partial spread syntax

# 月の影 (6 months ago)

Sometimes I got a infinity iterable sequences, I may want a partial spreed syntax. ...iterableObject{from, to}

For example:

function *fibonacci() {
    let a = 0, b = 1
    while(1) {
        [a, b] = [b, a + b]
        yield a
    }
}


console.log([...fibonacci(){3, 5}]) // [3, 5, 8]

For a finite list, it is similar to [...list].slice(from, to)

const arr1 = [1, 2, 3, 4],
    arr2 = [5, 6, 7, 8]


console.log([...arr1{2}, ...arr2{1}])  // 3, 4, 6, 7, 8
# Tab Atkins Jr. (6 months ago)

On Sun, Mar 25, 2018 at 6:20 PM, 月の影 <19511344 at qq.com> wrote:

Sometimes I got a infinity iterable sequences, I may want a partial spreed syntax. ...iterableObject{from, to}

For example:

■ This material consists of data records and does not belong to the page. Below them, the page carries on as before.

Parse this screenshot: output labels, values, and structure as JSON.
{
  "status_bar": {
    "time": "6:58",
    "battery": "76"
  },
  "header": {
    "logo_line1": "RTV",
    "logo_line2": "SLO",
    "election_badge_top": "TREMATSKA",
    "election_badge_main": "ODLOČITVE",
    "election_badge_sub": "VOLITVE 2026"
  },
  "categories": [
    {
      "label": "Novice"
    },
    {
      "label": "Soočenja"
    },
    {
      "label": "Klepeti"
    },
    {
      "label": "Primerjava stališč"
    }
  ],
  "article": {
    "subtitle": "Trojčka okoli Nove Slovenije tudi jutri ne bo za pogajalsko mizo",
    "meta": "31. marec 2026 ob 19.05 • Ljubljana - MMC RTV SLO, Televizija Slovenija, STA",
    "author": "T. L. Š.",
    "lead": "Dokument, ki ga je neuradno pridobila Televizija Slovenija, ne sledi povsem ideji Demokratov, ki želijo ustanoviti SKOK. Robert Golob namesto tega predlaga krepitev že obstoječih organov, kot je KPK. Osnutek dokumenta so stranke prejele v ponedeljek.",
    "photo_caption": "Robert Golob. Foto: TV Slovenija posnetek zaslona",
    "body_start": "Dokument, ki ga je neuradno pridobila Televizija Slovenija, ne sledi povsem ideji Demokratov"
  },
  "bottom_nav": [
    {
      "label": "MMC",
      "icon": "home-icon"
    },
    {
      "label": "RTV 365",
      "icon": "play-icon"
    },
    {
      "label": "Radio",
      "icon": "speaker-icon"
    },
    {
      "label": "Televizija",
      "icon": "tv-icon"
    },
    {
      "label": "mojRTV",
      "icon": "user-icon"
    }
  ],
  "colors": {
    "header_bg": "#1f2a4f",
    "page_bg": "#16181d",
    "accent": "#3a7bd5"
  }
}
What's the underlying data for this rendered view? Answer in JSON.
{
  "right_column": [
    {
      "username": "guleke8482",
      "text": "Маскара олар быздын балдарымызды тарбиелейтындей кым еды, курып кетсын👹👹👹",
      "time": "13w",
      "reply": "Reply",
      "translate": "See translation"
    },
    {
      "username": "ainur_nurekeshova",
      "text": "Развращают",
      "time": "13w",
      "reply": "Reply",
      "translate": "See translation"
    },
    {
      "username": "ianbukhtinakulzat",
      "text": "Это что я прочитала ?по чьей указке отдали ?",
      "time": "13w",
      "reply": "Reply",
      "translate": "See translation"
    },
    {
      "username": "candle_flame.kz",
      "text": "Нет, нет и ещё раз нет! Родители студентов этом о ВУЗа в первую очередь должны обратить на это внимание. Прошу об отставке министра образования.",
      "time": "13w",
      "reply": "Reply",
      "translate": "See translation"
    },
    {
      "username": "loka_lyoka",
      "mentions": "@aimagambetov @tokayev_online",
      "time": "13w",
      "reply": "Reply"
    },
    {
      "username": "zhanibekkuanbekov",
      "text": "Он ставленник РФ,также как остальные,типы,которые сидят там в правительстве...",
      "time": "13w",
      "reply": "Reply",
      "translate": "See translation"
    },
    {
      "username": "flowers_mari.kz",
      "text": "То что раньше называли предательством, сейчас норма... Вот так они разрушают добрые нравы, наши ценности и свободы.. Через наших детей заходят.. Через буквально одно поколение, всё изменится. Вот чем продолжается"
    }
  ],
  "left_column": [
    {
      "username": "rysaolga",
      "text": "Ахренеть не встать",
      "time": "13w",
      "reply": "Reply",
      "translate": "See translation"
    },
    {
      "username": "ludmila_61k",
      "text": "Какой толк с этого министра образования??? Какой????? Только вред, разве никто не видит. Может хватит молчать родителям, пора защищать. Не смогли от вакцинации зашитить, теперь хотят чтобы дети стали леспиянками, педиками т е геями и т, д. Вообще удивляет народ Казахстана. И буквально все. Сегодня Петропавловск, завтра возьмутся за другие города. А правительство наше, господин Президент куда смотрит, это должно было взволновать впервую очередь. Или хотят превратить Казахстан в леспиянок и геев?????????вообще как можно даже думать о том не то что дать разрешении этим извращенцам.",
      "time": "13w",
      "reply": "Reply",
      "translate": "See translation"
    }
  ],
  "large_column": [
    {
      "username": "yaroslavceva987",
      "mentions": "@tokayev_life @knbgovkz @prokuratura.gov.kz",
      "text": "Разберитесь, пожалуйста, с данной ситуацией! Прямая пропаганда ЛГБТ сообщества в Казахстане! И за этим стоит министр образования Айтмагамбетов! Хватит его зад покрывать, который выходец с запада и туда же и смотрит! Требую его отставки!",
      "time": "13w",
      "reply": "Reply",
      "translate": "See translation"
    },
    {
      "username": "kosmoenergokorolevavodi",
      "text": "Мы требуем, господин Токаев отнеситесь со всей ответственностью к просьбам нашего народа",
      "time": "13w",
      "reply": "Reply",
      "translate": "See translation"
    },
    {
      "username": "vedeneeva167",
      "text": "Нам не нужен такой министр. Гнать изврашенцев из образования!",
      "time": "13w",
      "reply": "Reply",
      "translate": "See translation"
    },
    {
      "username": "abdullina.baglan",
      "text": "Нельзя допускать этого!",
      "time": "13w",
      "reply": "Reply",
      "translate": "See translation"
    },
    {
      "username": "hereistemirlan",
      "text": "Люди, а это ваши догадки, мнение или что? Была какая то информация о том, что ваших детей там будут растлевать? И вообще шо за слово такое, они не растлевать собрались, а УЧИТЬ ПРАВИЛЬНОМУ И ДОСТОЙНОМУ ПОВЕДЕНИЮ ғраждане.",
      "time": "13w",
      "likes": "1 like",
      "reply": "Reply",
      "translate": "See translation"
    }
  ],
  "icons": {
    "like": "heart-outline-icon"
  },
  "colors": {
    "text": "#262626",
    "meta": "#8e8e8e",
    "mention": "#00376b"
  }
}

function *fibonacci() {
    let a = 0, b = 1
    while(1) {
        [a, b] = [b, a + b]
        yield a
    }
}

console.log([...fibonacci(){3, 5}]) // [3, 5, 8]

For a finite list, it is similar to [...list].slice(from, to)

const arr1 = [1, 2, 3, 4],
    arr2 = [5, 6, 7, 8]

console.log([...arr1{2}, ...arr2{1}])  // 3, 4, 6, 7, 8

This seems to be well-served by a simple library function right now:

function take(n, iter) {
  if(n <= 0) return;
  for(let item of iter) {
    yield item;
    if(n-- <= 0) return;
  }
}

function drop(n, iter) {
  iter = iter[Symbol.iterator];
  for(let i = 0; i < n; i++) {
    iter.next();
  }
  yield* iter;
}

function subiter(start, end, iter) {
  return take(end-start+1, drop(start, iter));
}

console.log([...subiter(3, 5, fibonacci())]);
# Mike Samuel (6 months ago)

On Sun, Mar 25, 2018 at 9:20 PM, 月の影 <19511344 at qq.com> wrote:

Sometimes I got a infinity iterable sequences, I may want a partial spreed syntax. ...iterableObject{from, to}

How would you prevent ambiguity between the spread and blocks?

iterable { from, to };

is currently equivalent to

iterable; { from, to; }

# Michael J. Ryan (6 months ago)

I'm not sure I'd prefer this over just using a function on the Array prototype... you aren't saving too many characters and are adding some ambiguity with to {} usage. I don't like it.